Every line of the listing should be retyped exactly, but none of the pictures should be.

┏━━

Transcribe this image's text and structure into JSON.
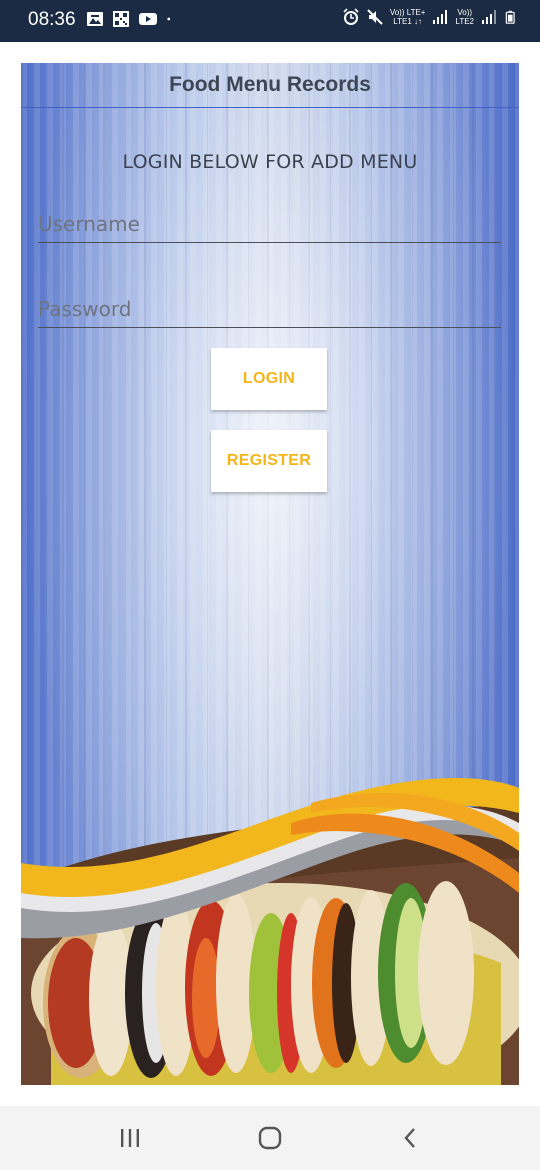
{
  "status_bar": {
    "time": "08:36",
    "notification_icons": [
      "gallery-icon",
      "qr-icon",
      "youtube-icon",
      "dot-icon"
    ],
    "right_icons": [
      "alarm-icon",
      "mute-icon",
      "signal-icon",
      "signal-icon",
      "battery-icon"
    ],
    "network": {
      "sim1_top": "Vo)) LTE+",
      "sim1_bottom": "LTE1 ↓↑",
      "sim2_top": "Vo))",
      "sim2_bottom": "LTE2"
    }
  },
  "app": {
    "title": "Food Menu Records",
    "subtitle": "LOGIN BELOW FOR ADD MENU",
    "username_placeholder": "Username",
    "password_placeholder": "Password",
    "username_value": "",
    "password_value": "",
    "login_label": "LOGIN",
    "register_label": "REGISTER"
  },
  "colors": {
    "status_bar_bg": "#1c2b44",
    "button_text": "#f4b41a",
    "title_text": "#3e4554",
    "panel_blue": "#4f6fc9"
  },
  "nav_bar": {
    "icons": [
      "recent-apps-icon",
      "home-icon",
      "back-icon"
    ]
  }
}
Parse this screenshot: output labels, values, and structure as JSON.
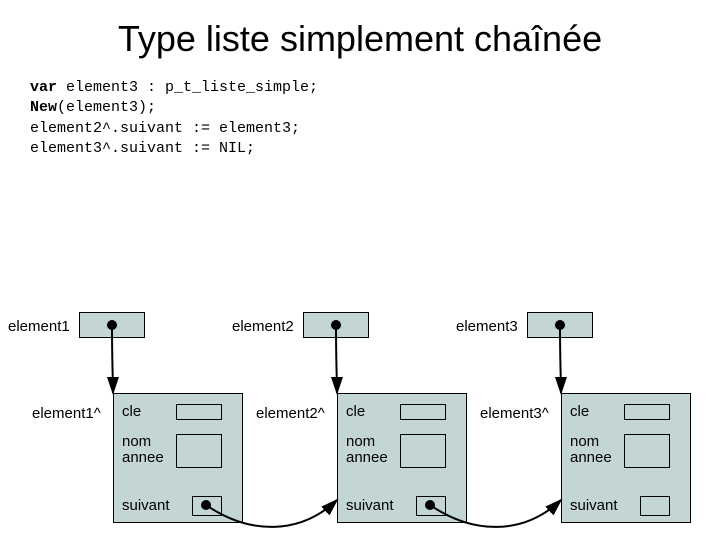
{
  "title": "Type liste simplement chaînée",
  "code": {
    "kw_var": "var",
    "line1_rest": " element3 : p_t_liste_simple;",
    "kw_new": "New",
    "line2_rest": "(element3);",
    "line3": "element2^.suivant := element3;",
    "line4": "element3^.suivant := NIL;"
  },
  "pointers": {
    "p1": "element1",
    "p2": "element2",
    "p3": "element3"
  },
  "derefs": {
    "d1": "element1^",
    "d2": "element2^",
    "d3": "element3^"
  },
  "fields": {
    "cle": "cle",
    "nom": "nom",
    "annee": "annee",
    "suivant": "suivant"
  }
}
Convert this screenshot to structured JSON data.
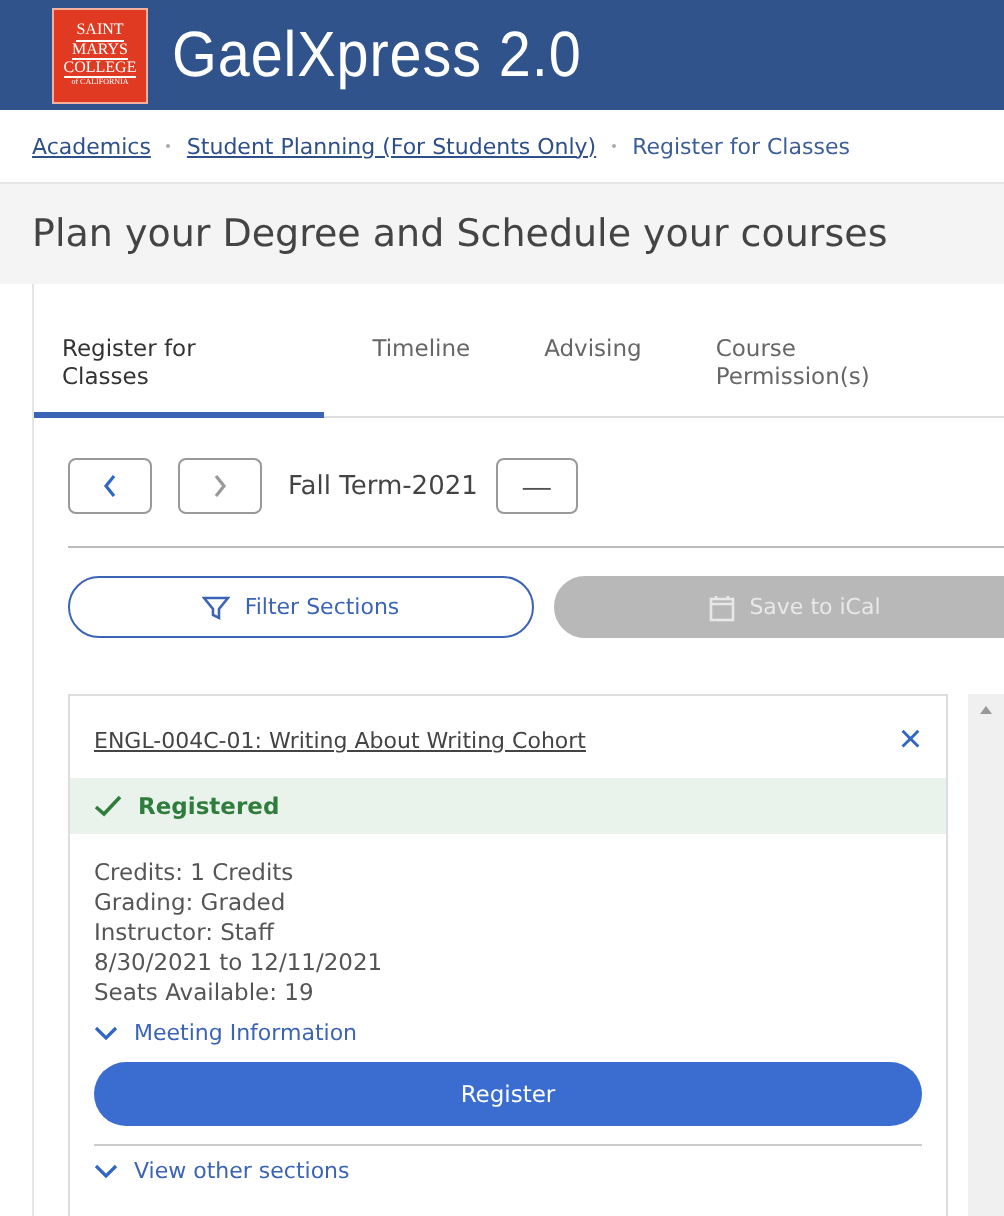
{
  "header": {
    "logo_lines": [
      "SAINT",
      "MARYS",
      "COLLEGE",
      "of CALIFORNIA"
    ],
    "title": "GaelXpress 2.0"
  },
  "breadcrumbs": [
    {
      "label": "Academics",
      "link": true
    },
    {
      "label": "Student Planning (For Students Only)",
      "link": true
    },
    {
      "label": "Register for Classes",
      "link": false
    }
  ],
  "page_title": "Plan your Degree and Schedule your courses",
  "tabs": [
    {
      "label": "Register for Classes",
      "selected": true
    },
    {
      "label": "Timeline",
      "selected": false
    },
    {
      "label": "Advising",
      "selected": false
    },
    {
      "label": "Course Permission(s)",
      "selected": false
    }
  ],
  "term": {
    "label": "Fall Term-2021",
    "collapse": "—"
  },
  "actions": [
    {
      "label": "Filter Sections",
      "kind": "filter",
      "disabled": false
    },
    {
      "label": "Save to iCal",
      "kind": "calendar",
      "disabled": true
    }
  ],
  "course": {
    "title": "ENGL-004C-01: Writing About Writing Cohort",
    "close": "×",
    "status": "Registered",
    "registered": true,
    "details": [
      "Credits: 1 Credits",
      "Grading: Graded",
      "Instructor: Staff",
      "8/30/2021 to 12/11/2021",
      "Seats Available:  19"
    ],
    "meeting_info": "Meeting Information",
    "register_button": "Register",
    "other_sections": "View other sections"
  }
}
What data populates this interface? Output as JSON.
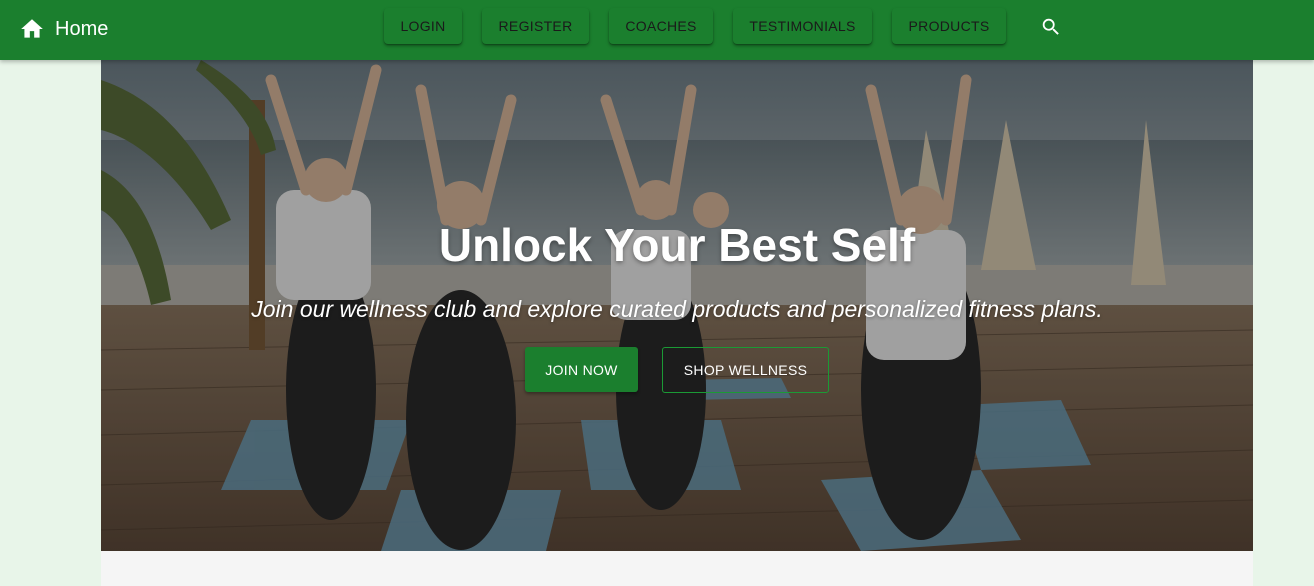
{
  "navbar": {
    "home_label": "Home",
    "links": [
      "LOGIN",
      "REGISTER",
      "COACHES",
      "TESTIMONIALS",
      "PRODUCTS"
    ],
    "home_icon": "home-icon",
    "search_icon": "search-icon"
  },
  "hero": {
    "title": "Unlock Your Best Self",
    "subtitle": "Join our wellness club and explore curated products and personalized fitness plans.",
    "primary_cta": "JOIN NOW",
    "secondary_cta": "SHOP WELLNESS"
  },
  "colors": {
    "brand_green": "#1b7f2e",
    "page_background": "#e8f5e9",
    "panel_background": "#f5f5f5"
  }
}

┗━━

Task result.
Transcribe this image's text and structure into JSON.
{
  "status_bar": {
    "time": "08:36",
    "notification_icons": [
      "gallery-icon",
      "qr-icon",
      "youtube-icon",
      "dot-icon"
    ],
    "right_icons": [
      "alarm-icon",
      "mute-icon",
      "signal-icon",
      "signal-icon",
      "battery-icon"
    ],
    "network": {
      "sim1_top": "Vo)) LTE+",
      "sim1_bottom": "LTE1 ↓↑",
      "sim2_top": "Vo))",
      "sim2_bottom": "LTE2"
    }
  },
  "app": {
    "title": "Food Menu Records",
    "subtitle": "LOGIN BELOW FOR ADD MENU",
    "username_placeholder": "Username",
    "password_placeholder": "Password",
    "username_value": "",
    "password_value": "",
    "login_label": "LOGIN",
    "register_label": "REGISTER"
  },
  "colors": {
    "status_bar_bg": "#1c2b44",
    "button_text": "#f4b41a",
    "title_text": "#3e4554",
    "panel_blue": "#4f6fc9"
  },
  "nav_bar": {
    "icons": [
      "recent-apps-icon",
      "home-icon",
      "back-icon"
    ]
  }
}
Parse this screenshot: output labels, values, and structure as JSON.
{
  "title": "Type liste simplement chaînée",
  "code": {
    "kw_var": "var",
    "line1_rest": " element3 : p_t_liste_simple;",
    "kw_new": "New",
    "line2_rest": "(element3);",
    "line3": "element2^.suivant := element3;",
    "line4": "element3^.suivant := NIL;"
  },
  "pointers": {
    "p1": "element1",
    "p2": "element2",
    "p3": "element3"
  },
  "derefs": {
    "d1": "element1^",
    "d2": "element2^",
    "d3": "element3^"
  },
  "fields": {
    "cle": "cle",
    "nom": "nom",
    "annee": "annee",
    "suivant": "suivant"
  }
}
Convert this screenshot to structured JSON data.
{
  "header": {
    "logo_lines": [
      "SAINT",
      "MARYS",
      "COLLEGE",
      "of CALIFORNIA"
    ],
    "title": "GaelXpress 2.0"
  },
  "breadcrumbs": [
    {
      "label": "Academics",
      "link": true
    },
    {
      "label": "Student Planning (For Students Only)",
      "link": true
    },
    {
      "label": "Register for Classes",
      "link": false
    }
  ],
  "page_title": "Plan your Degree and Schedule your courses",
  "tabs": [
    {
      "label": "Register for Classes",
      "selected": true
    },
    {
      "label": "Timeline",
      "selected": false
    },
    {
      "label": "Advising",
      "selected": false
    },
    {
      "label": "Course Permission(s)",
      "selected": false
    }
  ],
  "term": {
    "label": "Fall Term-2021",
    "collapse": "—"
  },
  "actions": [
    {
      "label": "Filter Sections",
      "kind": "filter",
      "disabled": false
    },
    {
      "label": "Save to iCal",
      "kind": "calendar",
      "disabled": true
    }
  ],
  "course": {
    "title": "ENGL-004C-01: Writing About Writing Cohort",
    "close": "×",
    "status": "Registered",
    "registered": true,
    "details": [
      "Credits: 1 Credits",
      "Grading: Graded",
      "Instructor: Staff",
      "8/30/2021 to 12/11/2021",
      "Seats Available:  19"
    ],
    "meeting_info": "Meeting Information",
    "register_button": "Register",
    "other_sections": "View other sections"
  }
}
What data populates this interface? Output as JSON.
{
  "navbar": {
    "home_label": "Home",
    "links": [
      "LOGIN",
      "REGISTER",
      "COACHES",
      "TESTIMONIALS",
      "PRODUCTS"
    ],
    "home_icon": "home-icon",
    "search_icon": "search-icon"
  },
  "hero": {
    "title": "Unlock Your Best Self",
    "subtitle": "Join our wellness club and explore curated products and personalized fitness plans.",
    "primary_cta": "JOIN NOW",
    "secondary_cta": "SHOP WELLNESS"
  },
  "colors": {
    "brand_green": "#1b7f2e",
    "page_background": "#e8f5e9",
    "panel_background": "#f5f5f5"
  }
}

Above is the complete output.